Department of Special Education and Communication Disorders


Date of this Version



Published in American Journal of Audiology, Vol. 18, pp. 108–113 (December 2009). This is a US Government work and is not subject to copyright in the USA.

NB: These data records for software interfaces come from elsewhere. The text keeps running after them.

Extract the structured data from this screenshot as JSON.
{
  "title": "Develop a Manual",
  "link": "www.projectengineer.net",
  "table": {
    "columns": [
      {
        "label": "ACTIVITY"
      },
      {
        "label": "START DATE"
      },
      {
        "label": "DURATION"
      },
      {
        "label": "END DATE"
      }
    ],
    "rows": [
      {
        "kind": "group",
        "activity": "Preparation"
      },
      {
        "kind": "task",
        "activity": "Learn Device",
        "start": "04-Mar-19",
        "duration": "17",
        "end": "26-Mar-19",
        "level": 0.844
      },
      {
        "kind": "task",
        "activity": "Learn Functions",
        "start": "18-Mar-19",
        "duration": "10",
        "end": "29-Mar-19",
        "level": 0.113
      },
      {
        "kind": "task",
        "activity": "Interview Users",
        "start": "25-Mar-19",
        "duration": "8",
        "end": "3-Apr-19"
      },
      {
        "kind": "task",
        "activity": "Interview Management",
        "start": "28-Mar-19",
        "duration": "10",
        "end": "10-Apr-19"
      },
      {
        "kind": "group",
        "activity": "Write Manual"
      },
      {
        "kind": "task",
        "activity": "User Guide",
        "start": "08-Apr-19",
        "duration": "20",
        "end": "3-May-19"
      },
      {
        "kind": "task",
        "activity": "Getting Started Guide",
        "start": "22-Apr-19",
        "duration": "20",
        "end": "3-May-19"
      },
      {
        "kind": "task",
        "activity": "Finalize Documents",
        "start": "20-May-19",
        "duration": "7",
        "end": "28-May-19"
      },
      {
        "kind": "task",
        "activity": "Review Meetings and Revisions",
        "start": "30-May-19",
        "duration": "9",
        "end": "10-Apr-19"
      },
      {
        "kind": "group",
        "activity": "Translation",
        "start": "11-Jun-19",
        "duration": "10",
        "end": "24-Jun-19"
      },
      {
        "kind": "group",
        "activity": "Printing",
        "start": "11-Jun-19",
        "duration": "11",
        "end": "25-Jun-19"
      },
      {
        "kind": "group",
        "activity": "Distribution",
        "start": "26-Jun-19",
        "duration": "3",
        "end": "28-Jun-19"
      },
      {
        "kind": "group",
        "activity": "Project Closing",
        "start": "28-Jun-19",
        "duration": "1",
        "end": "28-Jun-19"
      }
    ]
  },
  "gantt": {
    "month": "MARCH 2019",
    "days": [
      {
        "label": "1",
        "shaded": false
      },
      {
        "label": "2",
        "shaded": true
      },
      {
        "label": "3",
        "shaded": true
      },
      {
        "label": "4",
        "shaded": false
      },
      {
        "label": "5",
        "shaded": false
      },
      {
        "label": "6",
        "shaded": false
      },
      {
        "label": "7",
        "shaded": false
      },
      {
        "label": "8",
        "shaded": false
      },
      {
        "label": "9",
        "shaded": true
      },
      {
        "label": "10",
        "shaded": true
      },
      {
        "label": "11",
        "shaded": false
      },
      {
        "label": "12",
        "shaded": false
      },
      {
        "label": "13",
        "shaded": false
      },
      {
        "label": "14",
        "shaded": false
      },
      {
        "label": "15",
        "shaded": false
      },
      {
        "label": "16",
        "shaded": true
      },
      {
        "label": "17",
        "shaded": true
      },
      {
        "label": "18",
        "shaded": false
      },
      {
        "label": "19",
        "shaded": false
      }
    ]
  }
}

PURPOSE: Recent research on head shake posturography has demonstrated a modest increase in sensitivity to identifying peripheral vestibular system asymmetry when horizontal head movements were added to portions of the standard Sensory Organization Test (SOT) battery. However, limitations with respect to the head shake protocol were outlined, and usable data for assessing performance could not be established. The purpose of this study was to test a change in protocol for use of head shake SOT to address the noted limitations.
METHOD: Forty participants ranging in age from 20 to 79 years with no history of dizziness completed Conditions 2 and 5 of the SOT portion of computerized dynamic posturography on EquiTest equipment, while maintaining head still as well as 4 horizontal head movement velocity tasks.
RESULTS: Slope of a linear regression fit to 6 performance points was used to characterize each participant. Spearman's ranked correlation (r) indicated a significant relationship between the slope of the line representing a decline in performance with age (r = -.52, p = .0006).
CONCLUSIONS: The head shake modification showed a trend in increasing the separation of normal individuals across age and eliminated the limitations addressed in earlier research. Future research will investigate the head shake modification for identifying vestibular peripheral system asymmetries.